Task requirements =>
Which of the lines below mention the word "name"? Pull each one out.

(Items from an interface collection)
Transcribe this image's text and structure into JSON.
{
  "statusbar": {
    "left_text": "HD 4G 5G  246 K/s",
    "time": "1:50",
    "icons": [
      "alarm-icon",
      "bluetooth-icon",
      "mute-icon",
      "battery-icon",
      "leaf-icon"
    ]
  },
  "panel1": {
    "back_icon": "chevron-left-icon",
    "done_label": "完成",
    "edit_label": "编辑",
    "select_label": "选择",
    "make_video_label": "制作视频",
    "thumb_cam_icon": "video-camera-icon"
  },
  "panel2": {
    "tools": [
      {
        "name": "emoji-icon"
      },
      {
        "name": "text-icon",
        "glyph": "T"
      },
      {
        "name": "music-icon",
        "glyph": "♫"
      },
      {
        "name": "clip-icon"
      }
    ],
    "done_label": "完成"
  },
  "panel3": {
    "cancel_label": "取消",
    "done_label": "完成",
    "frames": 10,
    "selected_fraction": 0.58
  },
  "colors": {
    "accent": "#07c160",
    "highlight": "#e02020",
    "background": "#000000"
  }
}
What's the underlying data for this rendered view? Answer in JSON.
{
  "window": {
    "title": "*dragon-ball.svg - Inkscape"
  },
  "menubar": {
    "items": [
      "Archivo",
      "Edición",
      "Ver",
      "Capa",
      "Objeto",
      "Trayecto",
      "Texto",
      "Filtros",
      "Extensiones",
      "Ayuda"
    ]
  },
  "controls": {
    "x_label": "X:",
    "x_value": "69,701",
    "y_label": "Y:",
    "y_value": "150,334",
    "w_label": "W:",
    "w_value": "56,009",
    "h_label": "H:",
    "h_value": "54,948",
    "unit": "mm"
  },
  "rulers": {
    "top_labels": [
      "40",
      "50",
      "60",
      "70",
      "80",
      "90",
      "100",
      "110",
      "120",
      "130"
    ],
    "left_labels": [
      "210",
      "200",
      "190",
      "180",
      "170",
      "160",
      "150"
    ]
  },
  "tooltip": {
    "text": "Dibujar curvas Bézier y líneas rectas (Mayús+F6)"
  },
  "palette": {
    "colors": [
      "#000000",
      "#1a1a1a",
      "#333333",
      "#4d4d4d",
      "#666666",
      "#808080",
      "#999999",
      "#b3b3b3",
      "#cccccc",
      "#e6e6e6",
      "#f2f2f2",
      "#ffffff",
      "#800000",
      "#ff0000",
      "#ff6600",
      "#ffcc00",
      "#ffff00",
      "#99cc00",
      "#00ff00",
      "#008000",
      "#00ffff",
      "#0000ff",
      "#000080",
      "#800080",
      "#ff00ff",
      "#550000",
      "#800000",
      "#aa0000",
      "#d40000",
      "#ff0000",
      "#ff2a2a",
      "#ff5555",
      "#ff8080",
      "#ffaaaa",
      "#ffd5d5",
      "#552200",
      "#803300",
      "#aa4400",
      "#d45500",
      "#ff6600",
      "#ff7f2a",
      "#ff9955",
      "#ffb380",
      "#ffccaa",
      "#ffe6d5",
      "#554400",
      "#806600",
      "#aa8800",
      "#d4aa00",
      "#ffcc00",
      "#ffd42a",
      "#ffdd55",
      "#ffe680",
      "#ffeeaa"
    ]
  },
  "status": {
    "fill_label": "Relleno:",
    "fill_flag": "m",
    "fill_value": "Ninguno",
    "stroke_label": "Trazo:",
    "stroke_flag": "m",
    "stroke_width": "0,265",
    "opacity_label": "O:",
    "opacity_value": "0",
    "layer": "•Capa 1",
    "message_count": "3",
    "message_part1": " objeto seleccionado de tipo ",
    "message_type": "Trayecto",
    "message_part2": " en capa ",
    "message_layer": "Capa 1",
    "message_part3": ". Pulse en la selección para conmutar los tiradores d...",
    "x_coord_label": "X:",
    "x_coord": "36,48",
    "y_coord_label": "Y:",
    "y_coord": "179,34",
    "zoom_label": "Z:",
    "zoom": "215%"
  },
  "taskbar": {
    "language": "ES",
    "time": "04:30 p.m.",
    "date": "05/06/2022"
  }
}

Answer to the problem =>
        "name": "emoji-icon"
        "name": "text-icon",
        "name": "music-icon",
        "name": "clip-icon"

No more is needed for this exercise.